# PROBLEM STATEMENT
What is needed is the number of lines in the data below that include "JSON", stated by itself.

DATA IN THIS EXERCISE: Begin

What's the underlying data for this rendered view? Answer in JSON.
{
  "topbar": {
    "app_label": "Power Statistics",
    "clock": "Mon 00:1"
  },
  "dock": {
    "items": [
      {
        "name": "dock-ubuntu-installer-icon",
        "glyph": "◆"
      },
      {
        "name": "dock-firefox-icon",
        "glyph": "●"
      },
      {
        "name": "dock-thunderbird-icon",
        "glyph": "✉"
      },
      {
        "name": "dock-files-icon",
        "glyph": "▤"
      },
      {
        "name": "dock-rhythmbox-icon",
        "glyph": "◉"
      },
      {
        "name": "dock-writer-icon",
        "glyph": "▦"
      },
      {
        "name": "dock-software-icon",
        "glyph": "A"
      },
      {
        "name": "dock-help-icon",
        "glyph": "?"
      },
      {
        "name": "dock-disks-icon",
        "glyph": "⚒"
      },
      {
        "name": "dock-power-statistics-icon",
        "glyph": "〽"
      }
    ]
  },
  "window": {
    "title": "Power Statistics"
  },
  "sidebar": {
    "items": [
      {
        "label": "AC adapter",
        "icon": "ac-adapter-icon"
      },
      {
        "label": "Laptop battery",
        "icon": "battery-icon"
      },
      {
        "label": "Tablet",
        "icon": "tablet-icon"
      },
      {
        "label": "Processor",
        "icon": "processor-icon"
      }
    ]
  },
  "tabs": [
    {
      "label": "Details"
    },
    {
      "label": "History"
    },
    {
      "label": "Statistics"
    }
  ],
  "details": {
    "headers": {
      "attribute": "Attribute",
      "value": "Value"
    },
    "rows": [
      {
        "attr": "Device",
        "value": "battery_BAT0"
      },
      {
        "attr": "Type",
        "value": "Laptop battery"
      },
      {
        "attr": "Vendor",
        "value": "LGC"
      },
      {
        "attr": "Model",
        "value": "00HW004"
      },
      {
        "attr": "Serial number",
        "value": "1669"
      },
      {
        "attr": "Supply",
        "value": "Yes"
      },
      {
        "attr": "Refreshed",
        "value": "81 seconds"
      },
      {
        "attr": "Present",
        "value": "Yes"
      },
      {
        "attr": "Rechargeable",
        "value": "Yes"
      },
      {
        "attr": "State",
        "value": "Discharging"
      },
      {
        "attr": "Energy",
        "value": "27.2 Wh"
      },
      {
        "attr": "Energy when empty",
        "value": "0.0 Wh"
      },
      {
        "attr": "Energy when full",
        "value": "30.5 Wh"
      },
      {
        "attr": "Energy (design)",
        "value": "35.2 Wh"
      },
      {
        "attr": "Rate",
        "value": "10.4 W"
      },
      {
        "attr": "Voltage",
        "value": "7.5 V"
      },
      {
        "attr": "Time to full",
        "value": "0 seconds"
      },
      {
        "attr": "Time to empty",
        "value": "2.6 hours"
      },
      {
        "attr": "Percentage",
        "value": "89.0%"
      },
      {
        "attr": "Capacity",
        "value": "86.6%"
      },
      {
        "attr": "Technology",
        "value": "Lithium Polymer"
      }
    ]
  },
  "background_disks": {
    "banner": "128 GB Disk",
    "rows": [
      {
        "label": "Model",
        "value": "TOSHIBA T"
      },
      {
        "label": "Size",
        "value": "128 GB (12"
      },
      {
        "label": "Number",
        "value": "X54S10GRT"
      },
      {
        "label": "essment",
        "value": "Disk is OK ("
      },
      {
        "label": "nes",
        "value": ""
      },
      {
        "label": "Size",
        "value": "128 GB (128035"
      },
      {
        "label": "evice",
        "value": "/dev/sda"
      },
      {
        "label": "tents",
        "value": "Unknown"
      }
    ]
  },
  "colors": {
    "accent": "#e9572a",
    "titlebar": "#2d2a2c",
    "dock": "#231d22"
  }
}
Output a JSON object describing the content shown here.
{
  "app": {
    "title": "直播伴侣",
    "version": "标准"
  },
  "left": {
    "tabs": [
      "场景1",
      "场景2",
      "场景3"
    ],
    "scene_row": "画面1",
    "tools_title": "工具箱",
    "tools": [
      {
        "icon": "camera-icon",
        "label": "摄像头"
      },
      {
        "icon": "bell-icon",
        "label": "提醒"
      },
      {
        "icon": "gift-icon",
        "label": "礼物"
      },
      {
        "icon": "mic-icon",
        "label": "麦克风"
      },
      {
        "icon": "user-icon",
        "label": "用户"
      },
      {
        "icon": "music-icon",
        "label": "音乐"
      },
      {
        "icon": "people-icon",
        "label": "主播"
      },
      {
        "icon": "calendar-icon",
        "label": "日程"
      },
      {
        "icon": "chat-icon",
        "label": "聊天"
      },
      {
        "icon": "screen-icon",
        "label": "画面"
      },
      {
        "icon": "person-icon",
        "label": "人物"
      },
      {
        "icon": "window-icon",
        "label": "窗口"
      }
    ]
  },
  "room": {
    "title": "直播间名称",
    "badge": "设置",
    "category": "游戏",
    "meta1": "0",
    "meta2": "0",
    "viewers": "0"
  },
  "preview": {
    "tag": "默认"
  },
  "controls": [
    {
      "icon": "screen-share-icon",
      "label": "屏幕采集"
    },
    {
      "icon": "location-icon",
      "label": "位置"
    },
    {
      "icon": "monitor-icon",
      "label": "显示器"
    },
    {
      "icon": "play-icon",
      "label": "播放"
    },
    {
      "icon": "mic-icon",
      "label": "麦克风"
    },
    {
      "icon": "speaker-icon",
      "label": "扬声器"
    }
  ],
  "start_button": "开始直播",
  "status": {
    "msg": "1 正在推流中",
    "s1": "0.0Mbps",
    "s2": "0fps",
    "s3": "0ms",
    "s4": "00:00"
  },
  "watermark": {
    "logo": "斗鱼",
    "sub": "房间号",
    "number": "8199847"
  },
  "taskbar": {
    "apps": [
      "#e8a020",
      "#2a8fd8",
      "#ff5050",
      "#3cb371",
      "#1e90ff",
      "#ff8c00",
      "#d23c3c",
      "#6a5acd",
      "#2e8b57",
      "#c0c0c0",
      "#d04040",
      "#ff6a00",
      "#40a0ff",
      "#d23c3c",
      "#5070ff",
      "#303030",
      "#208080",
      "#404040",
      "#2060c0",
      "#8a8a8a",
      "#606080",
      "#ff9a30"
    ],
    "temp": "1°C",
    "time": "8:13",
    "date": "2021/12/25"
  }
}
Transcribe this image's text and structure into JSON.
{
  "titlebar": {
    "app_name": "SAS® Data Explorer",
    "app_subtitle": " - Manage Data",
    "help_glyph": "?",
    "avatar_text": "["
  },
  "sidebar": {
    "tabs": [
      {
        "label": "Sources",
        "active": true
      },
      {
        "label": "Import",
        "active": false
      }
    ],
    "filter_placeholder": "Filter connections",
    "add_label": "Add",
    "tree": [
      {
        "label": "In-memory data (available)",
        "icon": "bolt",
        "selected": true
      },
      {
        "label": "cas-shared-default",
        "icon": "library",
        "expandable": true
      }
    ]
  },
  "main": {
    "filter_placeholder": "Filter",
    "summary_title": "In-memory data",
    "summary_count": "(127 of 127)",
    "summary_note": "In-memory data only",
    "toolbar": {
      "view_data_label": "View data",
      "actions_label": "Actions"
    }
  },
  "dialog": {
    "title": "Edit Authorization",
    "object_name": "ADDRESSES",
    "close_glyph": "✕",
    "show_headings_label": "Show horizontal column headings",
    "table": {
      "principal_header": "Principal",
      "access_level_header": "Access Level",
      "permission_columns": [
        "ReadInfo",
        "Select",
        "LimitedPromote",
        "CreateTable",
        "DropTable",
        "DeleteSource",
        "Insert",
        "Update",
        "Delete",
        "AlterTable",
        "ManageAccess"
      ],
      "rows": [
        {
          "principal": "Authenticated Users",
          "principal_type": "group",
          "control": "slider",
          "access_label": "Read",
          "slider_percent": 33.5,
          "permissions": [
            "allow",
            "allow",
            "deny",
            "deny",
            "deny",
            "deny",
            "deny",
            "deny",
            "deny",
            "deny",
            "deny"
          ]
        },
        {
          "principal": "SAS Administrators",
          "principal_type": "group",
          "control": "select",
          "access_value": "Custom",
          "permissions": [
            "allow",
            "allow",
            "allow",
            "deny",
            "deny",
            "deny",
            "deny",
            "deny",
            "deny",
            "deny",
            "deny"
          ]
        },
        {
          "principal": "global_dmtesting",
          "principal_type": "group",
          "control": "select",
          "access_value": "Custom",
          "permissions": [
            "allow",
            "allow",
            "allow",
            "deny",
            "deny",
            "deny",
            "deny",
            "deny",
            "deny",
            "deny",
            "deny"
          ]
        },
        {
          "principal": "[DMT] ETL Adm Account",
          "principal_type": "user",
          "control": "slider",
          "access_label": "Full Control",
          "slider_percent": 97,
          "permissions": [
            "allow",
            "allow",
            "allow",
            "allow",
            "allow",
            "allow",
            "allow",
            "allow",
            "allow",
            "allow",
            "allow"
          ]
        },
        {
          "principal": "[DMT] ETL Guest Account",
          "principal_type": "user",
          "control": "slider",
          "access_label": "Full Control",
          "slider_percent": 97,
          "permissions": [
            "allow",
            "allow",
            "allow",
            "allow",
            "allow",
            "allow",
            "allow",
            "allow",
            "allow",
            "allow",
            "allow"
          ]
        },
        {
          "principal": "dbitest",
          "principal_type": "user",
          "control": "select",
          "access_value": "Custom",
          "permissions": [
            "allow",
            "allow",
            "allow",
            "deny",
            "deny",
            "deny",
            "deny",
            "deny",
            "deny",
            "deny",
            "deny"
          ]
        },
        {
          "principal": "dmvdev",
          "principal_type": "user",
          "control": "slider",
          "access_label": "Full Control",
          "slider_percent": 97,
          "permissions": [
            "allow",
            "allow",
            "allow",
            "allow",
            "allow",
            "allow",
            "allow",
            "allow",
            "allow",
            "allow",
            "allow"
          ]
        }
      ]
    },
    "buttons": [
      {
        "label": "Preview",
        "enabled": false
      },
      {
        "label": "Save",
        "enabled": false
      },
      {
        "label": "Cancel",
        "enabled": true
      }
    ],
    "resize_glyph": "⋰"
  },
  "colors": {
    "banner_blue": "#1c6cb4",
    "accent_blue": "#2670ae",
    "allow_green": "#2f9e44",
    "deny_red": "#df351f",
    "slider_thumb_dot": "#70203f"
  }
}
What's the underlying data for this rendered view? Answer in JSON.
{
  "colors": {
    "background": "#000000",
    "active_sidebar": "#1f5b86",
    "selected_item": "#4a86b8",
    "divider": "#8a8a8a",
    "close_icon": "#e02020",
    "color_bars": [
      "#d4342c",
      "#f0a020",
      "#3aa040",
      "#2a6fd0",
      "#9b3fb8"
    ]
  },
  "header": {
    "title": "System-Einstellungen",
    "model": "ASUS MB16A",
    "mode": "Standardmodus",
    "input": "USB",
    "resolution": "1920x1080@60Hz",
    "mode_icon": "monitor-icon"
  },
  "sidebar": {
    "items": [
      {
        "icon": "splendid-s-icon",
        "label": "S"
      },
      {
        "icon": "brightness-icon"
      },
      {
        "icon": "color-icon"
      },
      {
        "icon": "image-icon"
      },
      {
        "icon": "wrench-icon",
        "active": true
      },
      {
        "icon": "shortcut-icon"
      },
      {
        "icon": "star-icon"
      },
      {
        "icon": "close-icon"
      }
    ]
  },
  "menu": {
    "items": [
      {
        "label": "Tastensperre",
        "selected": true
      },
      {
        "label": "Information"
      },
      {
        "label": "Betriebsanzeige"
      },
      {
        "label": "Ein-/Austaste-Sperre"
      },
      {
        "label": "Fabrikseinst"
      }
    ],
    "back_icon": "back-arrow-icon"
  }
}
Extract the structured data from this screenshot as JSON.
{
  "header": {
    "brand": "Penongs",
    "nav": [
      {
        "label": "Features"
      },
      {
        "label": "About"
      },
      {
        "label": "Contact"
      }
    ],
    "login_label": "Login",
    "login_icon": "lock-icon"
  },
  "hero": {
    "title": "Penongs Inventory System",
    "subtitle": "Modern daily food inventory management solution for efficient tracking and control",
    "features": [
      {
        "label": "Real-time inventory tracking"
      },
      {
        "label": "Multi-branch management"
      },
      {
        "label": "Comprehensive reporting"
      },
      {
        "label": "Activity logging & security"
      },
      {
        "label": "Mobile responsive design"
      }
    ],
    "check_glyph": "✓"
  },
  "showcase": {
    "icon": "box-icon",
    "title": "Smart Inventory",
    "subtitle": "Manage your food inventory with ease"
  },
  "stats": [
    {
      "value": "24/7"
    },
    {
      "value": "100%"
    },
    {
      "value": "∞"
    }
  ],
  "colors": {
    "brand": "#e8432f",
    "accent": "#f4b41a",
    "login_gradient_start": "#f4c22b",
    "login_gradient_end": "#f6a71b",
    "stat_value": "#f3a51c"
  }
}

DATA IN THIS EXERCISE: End

# SOLUTION TO THE PROBLEM
5